___ Entries shown

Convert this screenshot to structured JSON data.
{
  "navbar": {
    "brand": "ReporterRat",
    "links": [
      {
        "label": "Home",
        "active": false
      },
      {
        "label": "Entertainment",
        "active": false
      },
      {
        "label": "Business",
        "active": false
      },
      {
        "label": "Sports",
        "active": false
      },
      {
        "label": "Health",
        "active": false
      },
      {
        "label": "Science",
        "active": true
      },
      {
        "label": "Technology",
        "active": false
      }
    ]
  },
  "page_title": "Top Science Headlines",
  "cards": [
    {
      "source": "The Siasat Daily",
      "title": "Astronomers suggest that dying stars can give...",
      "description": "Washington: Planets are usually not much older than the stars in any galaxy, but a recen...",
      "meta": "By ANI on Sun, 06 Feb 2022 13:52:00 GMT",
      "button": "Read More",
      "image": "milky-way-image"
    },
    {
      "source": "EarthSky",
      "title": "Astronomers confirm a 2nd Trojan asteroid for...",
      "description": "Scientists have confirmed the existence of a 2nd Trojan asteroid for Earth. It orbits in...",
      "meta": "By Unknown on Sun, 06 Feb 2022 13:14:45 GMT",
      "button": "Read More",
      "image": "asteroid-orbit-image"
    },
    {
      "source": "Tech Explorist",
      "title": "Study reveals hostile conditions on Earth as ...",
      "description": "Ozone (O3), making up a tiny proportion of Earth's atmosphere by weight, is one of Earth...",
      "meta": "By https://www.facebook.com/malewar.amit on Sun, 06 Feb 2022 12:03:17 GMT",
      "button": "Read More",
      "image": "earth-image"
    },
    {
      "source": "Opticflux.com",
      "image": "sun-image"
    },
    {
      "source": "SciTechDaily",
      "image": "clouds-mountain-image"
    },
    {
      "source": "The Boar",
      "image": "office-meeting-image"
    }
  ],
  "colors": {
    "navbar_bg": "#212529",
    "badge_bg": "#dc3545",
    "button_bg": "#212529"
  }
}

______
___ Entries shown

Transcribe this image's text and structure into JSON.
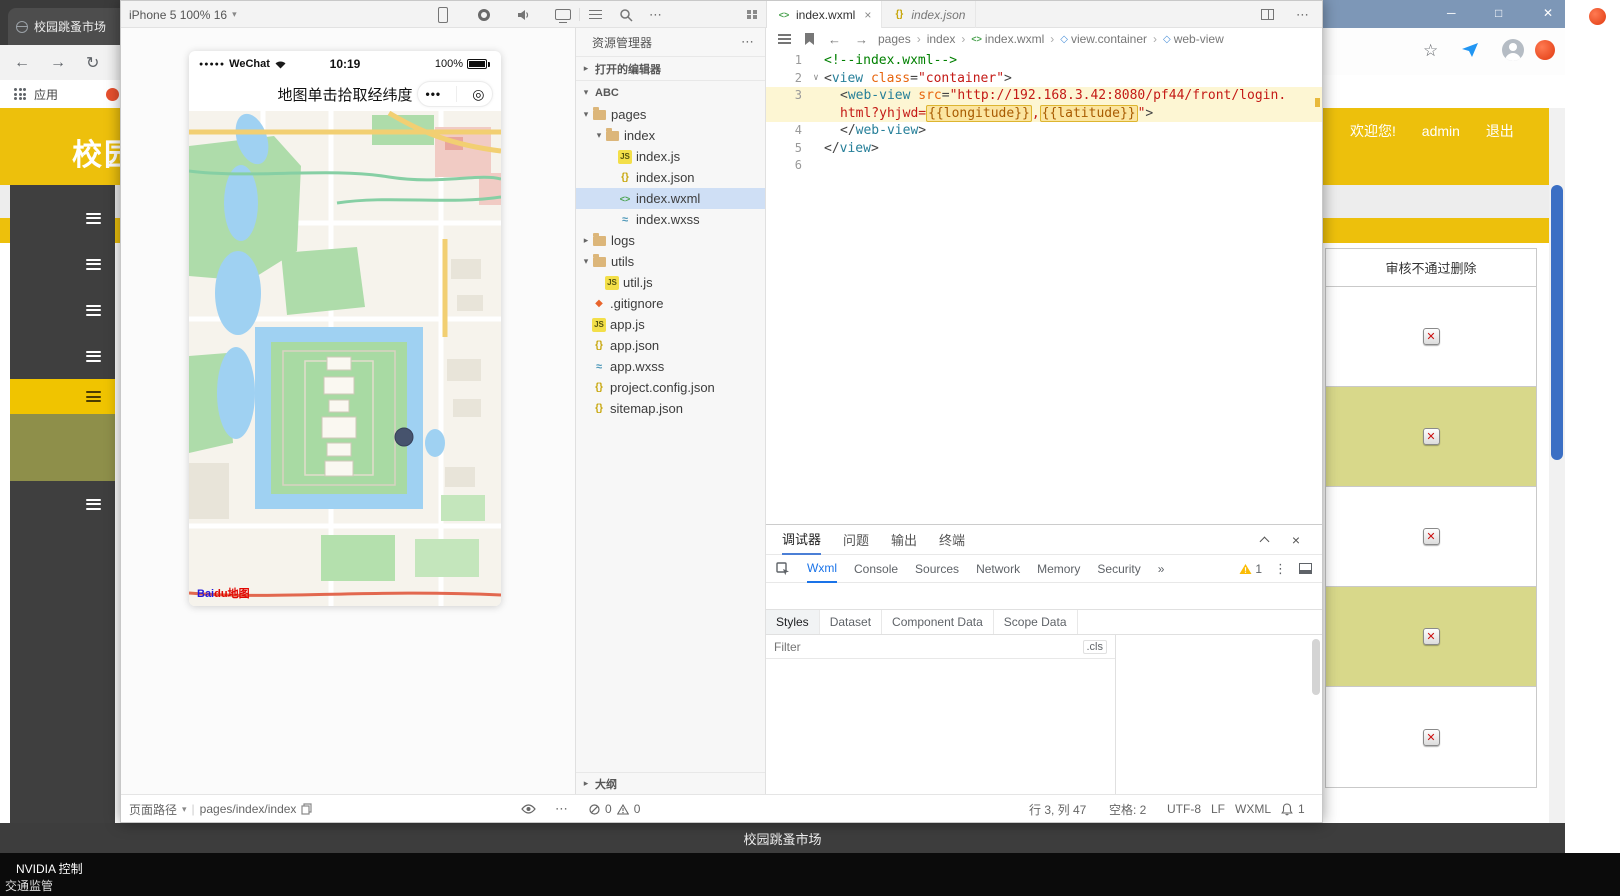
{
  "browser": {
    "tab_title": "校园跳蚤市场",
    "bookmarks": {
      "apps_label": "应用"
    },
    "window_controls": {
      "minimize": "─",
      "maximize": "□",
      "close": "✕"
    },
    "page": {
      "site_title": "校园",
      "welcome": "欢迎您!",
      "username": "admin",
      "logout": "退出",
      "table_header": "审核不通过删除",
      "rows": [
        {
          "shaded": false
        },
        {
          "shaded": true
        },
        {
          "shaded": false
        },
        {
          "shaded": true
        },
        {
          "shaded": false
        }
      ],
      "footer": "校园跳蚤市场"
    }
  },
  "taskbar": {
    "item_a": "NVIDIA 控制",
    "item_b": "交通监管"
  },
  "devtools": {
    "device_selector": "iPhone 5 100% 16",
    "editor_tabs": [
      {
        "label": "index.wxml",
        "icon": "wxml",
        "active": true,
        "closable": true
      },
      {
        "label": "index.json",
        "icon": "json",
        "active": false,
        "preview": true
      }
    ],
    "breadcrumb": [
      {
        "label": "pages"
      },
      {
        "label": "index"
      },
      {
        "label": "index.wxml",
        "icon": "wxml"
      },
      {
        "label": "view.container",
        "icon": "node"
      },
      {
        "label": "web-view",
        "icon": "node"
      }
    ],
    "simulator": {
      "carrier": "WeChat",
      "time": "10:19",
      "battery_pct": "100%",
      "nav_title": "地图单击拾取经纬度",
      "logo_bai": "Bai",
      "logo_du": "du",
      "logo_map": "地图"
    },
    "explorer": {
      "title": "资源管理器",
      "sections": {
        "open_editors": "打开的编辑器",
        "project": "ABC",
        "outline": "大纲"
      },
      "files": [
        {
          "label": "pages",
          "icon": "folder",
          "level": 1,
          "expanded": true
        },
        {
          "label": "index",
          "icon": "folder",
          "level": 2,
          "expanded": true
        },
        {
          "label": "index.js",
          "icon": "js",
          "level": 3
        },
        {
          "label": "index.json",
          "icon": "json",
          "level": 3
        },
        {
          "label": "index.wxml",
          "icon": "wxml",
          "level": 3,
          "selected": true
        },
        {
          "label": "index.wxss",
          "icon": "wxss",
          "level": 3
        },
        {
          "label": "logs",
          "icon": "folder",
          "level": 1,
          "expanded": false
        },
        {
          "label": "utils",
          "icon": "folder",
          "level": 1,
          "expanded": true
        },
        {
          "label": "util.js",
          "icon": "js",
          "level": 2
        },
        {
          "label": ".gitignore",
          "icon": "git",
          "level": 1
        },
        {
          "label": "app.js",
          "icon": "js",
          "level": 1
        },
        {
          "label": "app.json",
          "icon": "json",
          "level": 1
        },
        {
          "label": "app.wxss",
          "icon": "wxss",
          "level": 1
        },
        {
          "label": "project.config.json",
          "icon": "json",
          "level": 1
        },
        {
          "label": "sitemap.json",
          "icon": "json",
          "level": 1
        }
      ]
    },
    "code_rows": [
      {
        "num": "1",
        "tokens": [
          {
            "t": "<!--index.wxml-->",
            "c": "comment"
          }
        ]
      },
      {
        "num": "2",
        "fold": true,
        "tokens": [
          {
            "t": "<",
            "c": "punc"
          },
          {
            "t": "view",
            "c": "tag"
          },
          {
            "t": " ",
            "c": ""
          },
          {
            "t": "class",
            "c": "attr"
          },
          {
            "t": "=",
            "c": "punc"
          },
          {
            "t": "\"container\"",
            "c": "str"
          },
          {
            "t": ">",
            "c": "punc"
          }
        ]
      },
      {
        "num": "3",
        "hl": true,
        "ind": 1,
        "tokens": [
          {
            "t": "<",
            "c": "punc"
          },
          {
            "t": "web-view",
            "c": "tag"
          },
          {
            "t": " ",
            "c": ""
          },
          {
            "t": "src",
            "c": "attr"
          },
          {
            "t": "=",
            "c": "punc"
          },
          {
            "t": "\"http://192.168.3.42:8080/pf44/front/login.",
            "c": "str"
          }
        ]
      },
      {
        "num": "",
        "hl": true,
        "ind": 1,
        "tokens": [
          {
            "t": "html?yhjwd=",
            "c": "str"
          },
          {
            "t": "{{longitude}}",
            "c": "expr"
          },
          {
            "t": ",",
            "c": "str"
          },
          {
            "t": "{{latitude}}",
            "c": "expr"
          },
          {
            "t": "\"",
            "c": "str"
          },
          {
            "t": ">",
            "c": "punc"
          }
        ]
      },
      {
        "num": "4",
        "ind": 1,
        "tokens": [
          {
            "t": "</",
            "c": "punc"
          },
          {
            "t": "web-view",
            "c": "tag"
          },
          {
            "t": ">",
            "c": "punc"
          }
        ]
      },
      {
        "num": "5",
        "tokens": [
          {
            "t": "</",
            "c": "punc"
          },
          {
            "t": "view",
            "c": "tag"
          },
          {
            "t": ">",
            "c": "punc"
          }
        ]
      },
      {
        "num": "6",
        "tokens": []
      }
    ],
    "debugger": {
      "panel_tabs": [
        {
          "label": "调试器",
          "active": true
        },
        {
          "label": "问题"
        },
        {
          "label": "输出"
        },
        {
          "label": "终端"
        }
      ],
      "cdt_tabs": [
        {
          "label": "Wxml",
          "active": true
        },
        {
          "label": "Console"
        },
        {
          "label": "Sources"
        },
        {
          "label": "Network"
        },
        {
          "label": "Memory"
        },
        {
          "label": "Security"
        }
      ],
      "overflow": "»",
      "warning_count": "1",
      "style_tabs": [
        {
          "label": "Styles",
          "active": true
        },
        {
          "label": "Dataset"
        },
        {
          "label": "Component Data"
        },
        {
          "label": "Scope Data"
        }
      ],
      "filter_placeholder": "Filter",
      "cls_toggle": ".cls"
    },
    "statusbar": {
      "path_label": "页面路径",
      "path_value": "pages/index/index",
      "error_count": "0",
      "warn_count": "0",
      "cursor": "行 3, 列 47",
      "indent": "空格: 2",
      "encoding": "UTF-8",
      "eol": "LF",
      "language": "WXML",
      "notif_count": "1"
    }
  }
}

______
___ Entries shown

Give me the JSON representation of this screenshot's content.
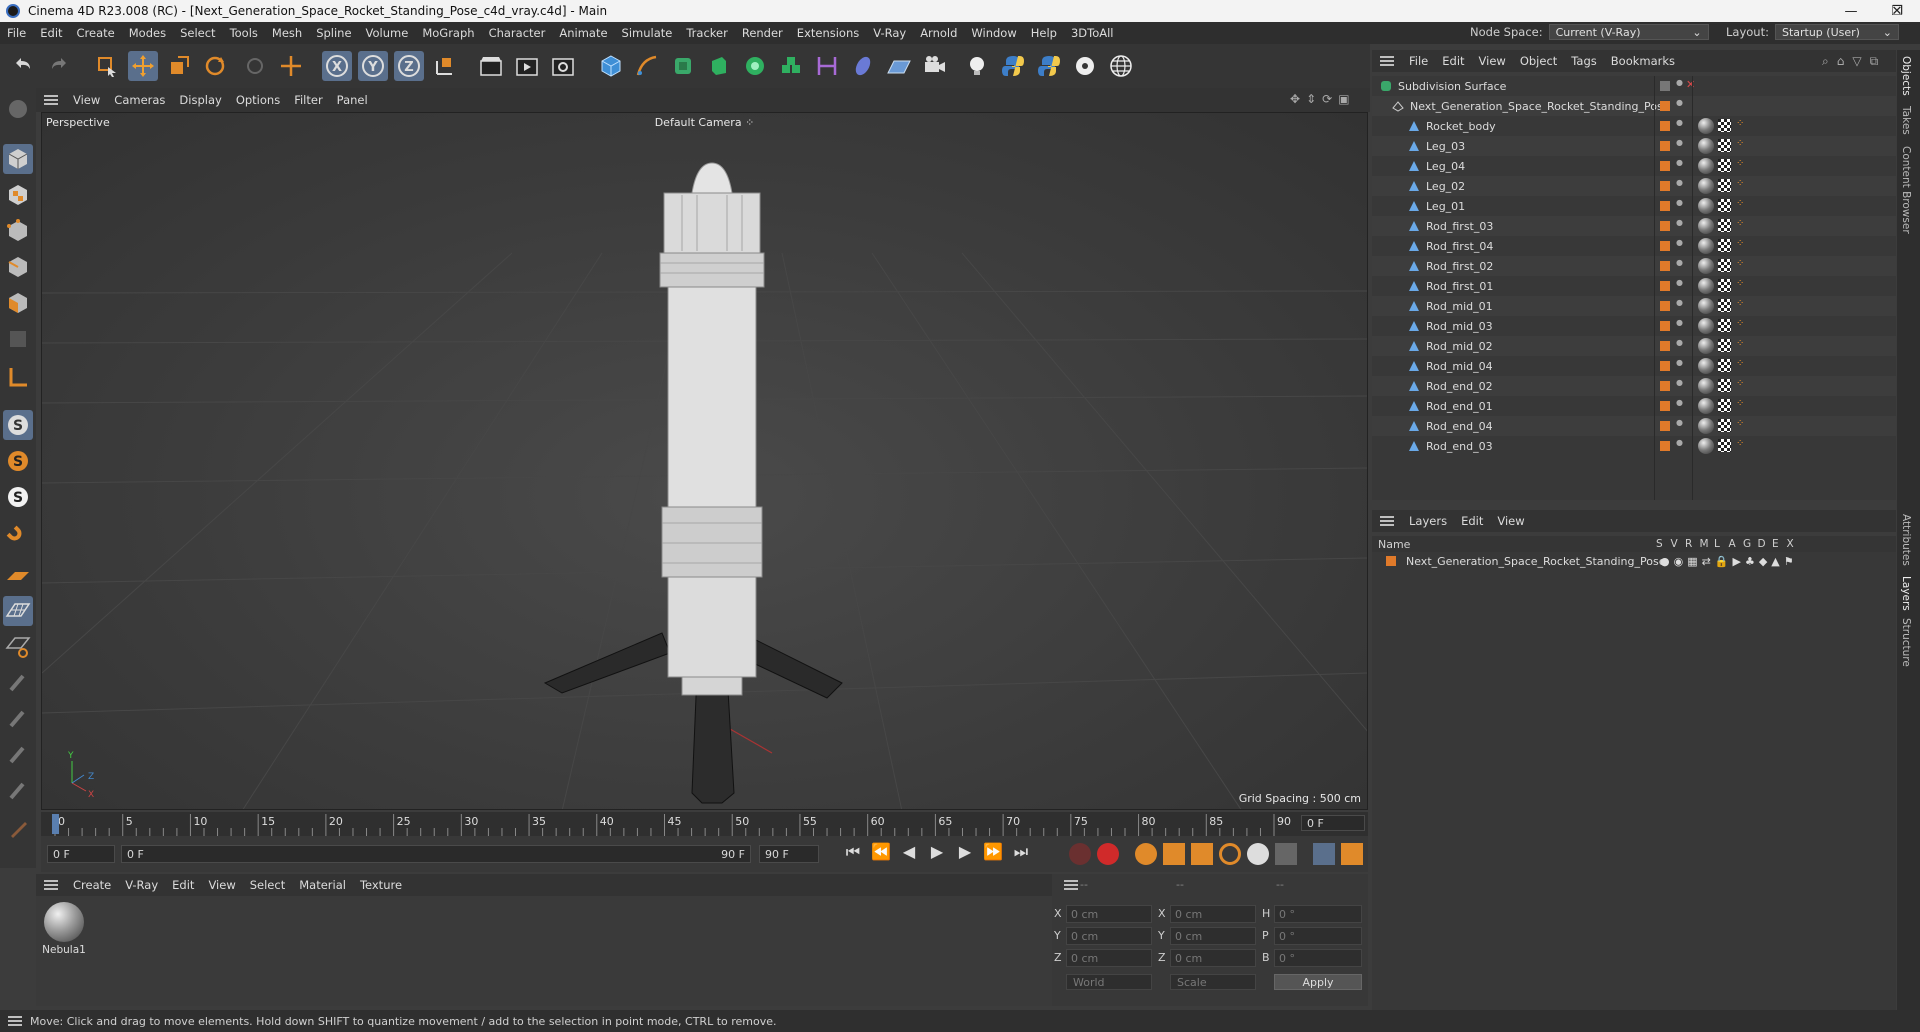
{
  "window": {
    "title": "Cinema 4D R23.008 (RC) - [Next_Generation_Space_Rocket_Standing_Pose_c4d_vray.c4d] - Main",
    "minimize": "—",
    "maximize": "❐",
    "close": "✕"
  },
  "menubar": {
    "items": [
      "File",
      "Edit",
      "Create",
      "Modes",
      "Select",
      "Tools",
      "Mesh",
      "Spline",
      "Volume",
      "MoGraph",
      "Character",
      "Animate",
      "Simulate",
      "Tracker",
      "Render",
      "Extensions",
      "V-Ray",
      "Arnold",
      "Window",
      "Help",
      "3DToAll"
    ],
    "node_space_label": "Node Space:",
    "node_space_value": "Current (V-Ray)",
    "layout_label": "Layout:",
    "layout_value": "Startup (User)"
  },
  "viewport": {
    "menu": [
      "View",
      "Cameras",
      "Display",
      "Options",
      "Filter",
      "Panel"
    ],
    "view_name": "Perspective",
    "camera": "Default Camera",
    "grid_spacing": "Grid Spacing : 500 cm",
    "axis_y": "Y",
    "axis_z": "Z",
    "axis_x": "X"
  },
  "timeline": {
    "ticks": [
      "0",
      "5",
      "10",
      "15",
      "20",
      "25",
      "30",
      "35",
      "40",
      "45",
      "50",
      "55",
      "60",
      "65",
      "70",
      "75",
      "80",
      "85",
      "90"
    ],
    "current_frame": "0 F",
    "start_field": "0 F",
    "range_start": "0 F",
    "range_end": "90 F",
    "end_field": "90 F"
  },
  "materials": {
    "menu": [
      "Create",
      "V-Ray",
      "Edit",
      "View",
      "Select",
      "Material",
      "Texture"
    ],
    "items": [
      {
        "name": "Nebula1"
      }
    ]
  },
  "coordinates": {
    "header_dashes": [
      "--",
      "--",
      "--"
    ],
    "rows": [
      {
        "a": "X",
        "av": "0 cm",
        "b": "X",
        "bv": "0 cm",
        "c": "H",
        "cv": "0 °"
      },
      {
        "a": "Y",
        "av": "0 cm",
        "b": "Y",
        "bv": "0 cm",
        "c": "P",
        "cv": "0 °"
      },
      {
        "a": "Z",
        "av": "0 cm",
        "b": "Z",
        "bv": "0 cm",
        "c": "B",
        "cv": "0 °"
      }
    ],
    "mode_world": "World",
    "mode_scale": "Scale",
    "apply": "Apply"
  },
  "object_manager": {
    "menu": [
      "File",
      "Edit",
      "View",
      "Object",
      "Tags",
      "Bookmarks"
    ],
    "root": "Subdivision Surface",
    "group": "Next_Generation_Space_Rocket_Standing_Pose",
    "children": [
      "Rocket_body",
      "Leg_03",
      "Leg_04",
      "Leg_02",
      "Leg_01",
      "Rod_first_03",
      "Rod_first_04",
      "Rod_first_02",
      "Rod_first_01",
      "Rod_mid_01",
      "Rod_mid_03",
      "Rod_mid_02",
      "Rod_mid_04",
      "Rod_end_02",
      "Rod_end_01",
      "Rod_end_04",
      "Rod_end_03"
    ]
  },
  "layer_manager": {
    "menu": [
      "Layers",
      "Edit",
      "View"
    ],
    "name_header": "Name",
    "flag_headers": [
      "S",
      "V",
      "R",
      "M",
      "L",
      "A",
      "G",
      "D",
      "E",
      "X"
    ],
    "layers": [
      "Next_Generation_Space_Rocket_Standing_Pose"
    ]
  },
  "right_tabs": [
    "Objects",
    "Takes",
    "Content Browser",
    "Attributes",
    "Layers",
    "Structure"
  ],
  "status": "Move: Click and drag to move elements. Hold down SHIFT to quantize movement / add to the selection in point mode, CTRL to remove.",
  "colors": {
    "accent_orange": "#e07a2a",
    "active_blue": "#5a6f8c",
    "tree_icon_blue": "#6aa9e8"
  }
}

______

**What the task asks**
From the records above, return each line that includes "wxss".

**Answer to this problem**
          "label": "index.wxss",
          "icon": "wxss",
          "label": "app.wxss",
          "icon": "wxss",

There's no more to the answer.